|Alternative names||Hot spring egg|
|Place of origin||Japan|
|Main ingredients||chicken egg|
The egg has a unique texture in that the white tastes like a delicate custard (milky and soft) and the yolk comes out firm, but retains the colour and creamy texture of an uncooked yolk. This special texture is the result of the egg yolk and egg white solidifying at different temperatures.
The egg is poached within the shell and is served with the shell removed in a small cup together with a sauce of broth and soy sauce.
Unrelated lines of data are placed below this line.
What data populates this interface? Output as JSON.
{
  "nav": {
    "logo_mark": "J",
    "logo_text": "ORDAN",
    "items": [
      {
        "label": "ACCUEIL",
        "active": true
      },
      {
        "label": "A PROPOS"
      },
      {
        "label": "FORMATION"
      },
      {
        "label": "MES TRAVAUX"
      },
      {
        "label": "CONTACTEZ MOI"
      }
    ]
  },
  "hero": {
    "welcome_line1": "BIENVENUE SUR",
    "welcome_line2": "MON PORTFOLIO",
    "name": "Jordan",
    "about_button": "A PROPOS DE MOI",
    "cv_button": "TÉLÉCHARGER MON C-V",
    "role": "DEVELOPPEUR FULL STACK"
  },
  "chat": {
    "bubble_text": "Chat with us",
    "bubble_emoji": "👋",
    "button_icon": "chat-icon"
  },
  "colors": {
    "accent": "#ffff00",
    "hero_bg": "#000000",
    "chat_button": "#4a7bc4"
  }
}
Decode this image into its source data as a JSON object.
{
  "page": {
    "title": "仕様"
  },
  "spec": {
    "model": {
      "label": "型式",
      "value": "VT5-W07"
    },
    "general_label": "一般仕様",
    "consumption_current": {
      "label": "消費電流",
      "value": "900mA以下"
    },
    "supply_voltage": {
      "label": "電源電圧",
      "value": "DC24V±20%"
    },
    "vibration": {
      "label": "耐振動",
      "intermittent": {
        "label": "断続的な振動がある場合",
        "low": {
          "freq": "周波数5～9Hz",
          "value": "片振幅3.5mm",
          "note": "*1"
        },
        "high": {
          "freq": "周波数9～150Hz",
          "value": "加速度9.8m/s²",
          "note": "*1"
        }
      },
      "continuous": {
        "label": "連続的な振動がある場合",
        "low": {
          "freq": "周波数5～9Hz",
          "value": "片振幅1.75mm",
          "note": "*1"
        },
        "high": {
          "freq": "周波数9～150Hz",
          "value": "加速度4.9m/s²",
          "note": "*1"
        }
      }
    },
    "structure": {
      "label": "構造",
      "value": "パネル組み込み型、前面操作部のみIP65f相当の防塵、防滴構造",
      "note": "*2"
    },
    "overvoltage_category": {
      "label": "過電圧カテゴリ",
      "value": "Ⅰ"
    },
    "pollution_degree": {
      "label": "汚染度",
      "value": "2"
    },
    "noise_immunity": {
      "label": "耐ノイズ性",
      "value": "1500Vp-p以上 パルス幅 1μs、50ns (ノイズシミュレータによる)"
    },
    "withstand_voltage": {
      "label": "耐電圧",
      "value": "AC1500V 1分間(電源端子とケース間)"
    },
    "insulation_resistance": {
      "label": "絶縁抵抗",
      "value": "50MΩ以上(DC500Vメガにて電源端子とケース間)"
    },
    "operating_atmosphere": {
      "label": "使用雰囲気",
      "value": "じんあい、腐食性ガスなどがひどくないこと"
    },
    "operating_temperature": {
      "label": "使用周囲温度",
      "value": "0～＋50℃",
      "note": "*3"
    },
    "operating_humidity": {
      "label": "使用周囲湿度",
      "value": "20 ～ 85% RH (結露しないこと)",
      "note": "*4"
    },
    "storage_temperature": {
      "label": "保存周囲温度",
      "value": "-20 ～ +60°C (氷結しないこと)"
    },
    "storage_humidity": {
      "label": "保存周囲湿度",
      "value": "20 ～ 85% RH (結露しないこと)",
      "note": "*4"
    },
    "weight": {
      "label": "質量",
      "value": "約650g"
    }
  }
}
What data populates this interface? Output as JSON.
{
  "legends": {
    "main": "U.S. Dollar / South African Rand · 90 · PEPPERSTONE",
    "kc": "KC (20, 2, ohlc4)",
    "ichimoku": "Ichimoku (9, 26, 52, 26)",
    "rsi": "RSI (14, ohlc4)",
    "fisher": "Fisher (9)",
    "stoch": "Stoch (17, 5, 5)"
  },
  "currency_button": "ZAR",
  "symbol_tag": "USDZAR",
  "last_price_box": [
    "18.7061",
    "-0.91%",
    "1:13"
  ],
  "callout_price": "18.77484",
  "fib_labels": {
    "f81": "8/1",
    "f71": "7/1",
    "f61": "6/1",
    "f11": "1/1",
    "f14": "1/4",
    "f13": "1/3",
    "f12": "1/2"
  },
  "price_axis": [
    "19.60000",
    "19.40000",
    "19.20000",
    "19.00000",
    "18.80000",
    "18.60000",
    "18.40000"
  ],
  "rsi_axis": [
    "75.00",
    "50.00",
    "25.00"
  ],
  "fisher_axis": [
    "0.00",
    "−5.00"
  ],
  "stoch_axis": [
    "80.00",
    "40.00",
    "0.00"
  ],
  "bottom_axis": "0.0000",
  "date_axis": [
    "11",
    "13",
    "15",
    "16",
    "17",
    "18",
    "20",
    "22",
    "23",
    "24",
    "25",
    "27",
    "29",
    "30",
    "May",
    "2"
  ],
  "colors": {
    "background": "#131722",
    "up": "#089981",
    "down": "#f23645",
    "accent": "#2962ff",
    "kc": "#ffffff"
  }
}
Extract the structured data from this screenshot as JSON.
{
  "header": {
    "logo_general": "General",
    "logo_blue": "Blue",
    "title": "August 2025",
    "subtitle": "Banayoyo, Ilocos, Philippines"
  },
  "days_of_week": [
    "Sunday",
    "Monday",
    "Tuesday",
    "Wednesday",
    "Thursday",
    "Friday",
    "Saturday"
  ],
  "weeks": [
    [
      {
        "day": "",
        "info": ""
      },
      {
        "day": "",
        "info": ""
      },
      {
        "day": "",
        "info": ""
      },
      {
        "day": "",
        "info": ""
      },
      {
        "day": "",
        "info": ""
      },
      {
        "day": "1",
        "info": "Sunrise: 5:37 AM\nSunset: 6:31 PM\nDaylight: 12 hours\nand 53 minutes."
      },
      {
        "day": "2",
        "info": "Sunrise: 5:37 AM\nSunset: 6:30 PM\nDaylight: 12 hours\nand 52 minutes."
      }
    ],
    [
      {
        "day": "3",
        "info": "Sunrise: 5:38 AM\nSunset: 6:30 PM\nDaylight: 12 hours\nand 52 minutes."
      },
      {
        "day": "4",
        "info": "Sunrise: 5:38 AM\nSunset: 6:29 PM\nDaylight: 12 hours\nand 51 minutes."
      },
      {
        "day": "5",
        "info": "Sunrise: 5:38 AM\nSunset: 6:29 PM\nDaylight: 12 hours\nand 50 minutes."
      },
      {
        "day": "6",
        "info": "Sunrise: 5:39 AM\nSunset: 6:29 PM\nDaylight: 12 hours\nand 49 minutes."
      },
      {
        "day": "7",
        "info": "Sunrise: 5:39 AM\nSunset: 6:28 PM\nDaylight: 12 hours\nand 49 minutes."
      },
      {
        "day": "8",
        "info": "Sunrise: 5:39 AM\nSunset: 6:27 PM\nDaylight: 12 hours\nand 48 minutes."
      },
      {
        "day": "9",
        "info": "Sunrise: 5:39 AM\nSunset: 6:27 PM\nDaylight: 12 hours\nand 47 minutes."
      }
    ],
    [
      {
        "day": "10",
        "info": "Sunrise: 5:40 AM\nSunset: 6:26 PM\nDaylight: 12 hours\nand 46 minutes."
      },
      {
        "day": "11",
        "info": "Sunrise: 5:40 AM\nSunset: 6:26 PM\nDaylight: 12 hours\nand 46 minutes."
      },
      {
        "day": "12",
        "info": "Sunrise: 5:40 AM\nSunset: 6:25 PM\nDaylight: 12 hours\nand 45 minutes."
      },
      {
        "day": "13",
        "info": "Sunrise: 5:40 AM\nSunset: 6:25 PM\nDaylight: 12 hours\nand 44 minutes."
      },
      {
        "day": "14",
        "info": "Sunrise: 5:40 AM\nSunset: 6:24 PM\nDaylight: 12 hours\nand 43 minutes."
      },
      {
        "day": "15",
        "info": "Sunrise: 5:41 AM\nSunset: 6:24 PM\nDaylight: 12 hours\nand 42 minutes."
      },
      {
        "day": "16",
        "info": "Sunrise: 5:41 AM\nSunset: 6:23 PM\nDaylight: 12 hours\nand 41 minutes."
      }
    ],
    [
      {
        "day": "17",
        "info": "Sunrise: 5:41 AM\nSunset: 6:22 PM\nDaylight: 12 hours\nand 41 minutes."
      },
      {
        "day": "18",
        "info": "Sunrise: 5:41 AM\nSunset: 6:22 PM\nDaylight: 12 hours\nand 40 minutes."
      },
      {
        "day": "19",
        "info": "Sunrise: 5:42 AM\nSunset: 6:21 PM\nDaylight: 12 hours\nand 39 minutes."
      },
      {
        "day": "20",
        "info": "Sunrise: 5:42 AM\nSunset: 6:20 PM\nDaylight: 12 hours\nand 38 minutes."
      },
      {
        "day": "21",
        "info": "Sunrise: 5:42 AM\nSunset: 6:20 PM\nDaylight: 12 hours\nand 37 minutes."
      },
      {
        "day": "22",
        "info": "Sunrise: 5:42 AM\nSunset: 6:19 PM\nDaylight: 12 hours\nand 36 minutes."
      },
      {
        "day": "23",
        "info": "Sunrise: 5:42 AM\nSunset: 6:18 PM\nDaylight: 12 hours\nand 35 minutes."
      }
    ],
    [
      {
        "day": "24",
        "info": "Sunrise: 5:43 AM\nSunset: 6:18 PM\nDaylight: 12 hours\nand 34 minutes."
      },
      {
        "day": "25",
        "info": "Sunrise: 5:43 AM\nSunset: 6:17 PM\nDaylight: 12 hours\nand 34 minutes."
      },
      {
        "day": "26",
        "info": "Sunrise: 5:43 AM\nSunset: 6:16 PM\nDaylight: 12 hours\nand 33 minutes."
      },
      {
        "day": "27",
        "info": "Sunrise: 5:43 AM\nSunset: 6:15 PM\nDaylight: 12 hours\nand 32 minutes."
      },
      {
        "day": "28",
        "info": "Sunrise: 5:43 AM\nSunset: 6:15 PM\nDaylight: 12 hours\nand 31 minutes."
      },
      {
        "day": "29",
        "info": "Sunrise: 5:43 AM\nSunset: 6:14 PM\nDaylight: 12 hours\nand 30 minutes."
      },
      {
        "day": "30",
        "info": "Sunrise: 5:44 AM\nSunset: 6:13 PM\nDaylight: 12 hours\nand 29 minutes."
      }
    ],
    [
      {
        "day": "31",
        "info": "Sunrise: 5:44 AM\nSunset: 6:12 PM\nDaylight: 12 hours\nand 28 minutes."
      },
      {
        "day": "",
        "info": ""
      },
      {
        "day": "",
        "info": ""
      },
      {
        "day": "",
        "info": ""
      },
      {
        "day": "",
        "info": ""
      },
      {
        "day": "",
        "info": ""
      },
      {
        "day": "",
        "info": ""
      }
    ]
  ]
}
The traditional way of cooking onsen tamago is to place eggs into rope nets and leave them in an onsen, with water that is approximately 70 °C (158 °F) for 30 to 40 minutes. After cooking, the shell is cracked open and the egg is served in seasoned bonito dashi (Japanese stock) for breakfast, or with a light sauce made with mirin, dashi and soy sauce with chopped spring onions sprinkled over the top.
- "Onsen Tamago | Japan Blog - Tokyo Osaka Nagoya Kyoto". Japanvisitor.blogspot.com. 2010-01-13. Retrieved 2013-10-25.
- "Onsen Tamago (hot spring egg)". Norecipes.com. 2008-10-29. Retrieved 2013-10-25.
- "NOZAWA ONSEN Village | Hot Spring | Onsen-tamago (eggs boiled in hot spring water)". Nozawakanko.jp. Retrieved 2013-10-25.
- Die Zeit (31 de marzo de 2010), p. 62.